There's a reason why, despite even the best of efforts, us human males egregiously fail at trying to attract the attention of our female counterparts -- and evolution's to blame. Lacking the colorful and hypnotic menagerie of feathers that our avian friends are fortunate to be sporting, humanity's male population has only succeeded in sealing its own fate in unrequited love, while birds continue to rub this sad fact in our faces on a regular basis. As if our situation couldn't get any worse than it is now, recent fossil evidence has shown that feathered dinosaurs known as Oviraptors -- hailing from Mongolia -- had nearly the same kind of tail end plumage akin to their modern cousins, even going as far as having the ability to shake them about and get a potential mate to notice the exotic dance number. Great, now even dinosaurs are starting to get a superiority complex.
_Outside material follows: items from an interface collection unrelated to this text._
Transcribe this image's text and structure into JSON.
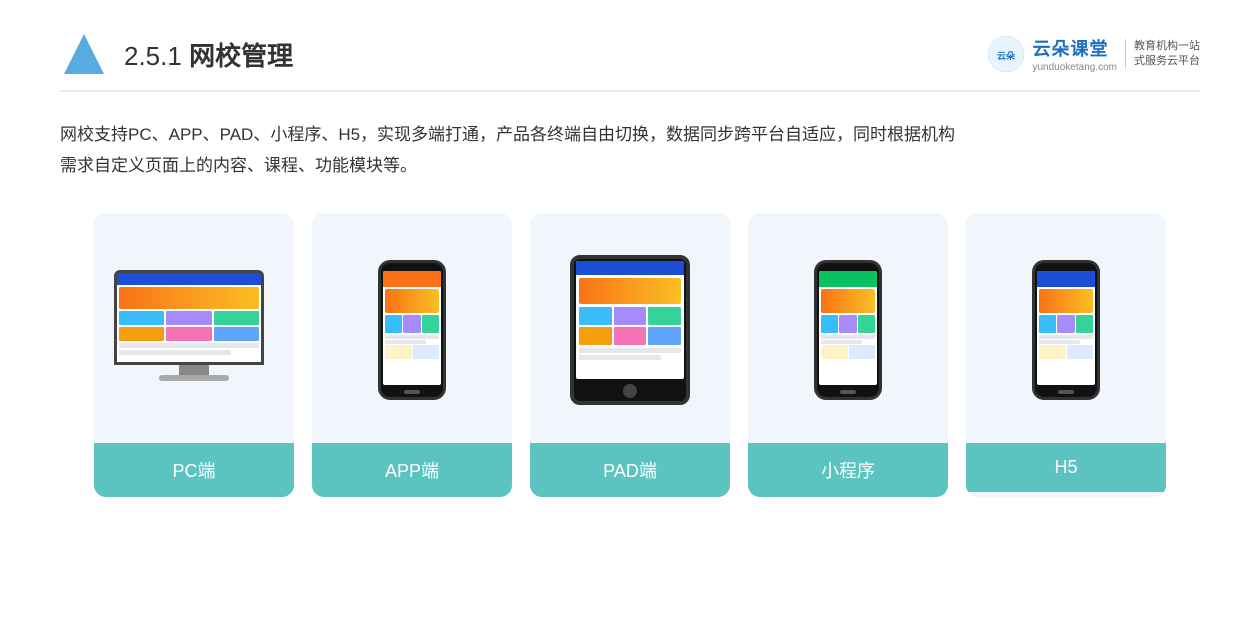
{
  "header": {
    "title_prefix": "2.5.1 ",
    "title_bold": "网校管理",
    "brand": {
      "name": "云朵课堂",
      "url": "yunduoketang.com",
      "slogan_line1": "教育机构一站",
      "slogan_line2": "式服务云平台"
    }
  },
  "description": {
    "line1": "网校支持PC、APP、PAD、小程序、H5，实现多端打通，产品各终端自由切换，数据同步跨平台自适应，同时根据机构",
    "line2": "需求自定义页面上的内容、课程、功能模块等。"
  },
  "cards": [
    {
      "id": "pc",
      "label": "PC端",
      "device": "pc"
    },
    {
      "id": "app",
      "label": "APP端",
      "device": "phone"
    },
    {
      "id": "pad",
      "label": "PAD端",
      "device": "tablet"
    },
    {
      "id": "miniprogram",
      "label": "小程序",
      "device": "phone"
    },
    {
      "id": "h5",
      "label": "H5",
      "device": "phone"
    }
  ]
}
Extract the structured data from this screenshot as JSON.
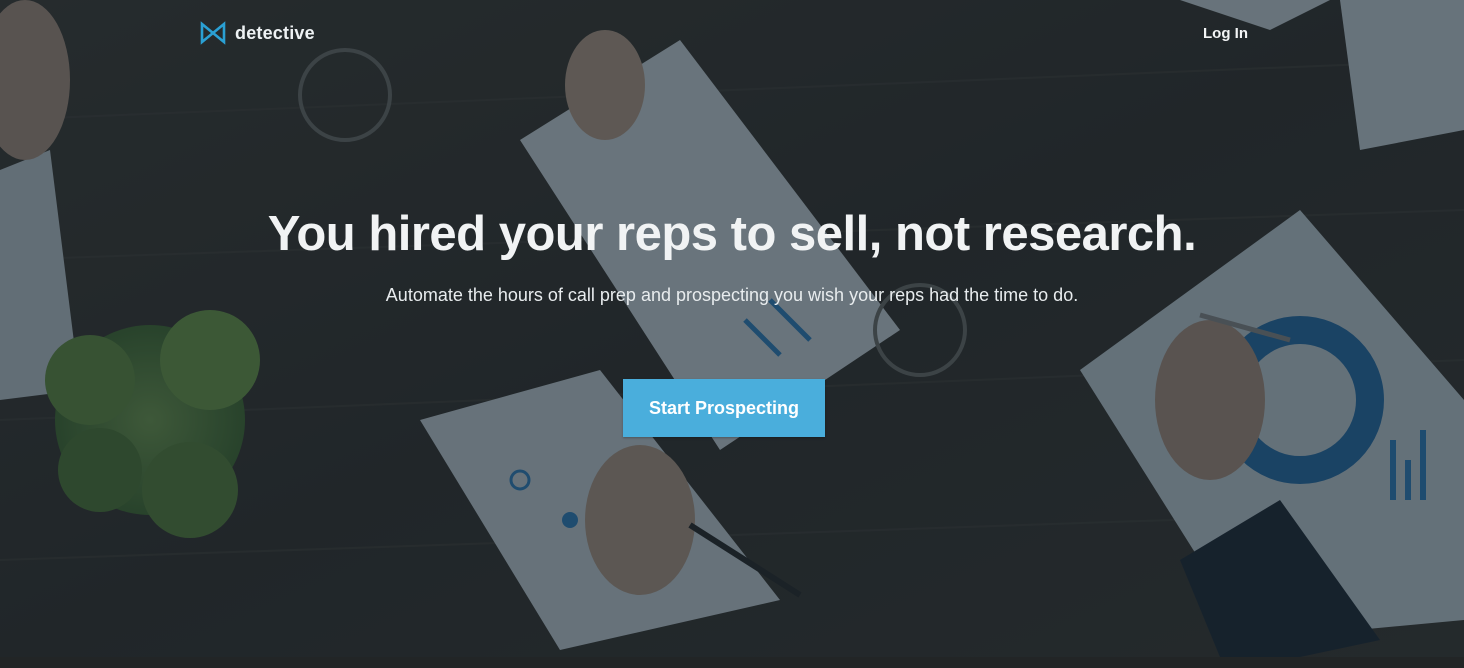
{
  "brand": {
    "name": "detective",
    "logo_icon": "bowtie-logo-icon",
    "accent_color": "#2aa0d4"
  },
  "nav": {
    "login_label": "Log In"
  },
  "hero": {
    "headline": "You hired your reps to sell, not research.",
    "subheadline": "Automate the hours of call prep and prospecting you wish your reps had the time to do.",
    "cta_label": "Start Prospecting",
    "cta_color": "#4aaedc",
    "background_image": "desk-with-documents-and-hands-photo"
  }
}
Paleontologists at the University of Alberta have found evidence that a feathered, but flightless raptor-like dinosaur preyed on ancient birds. Three fossils of Confuciusornis sanctus, a primitive bird-like creature, were found in the fossilized abdomens of a pair of Sinocalliopteryx gigas -- a relative of T-Rex that was about the size of a large wolf. It's the first time a predatory dinosaur has been found dining on avian fare, and a reminder that while battles between titans like allosaurus and stegosaurus may dominate our imaginations, the majority of dinosaur-on-dinosaur violence probably looked familiar to anyone who has watched a modern predator stalk prey in a nature documentary. Except it would be with dinosaurs, and thus a billion times cooler.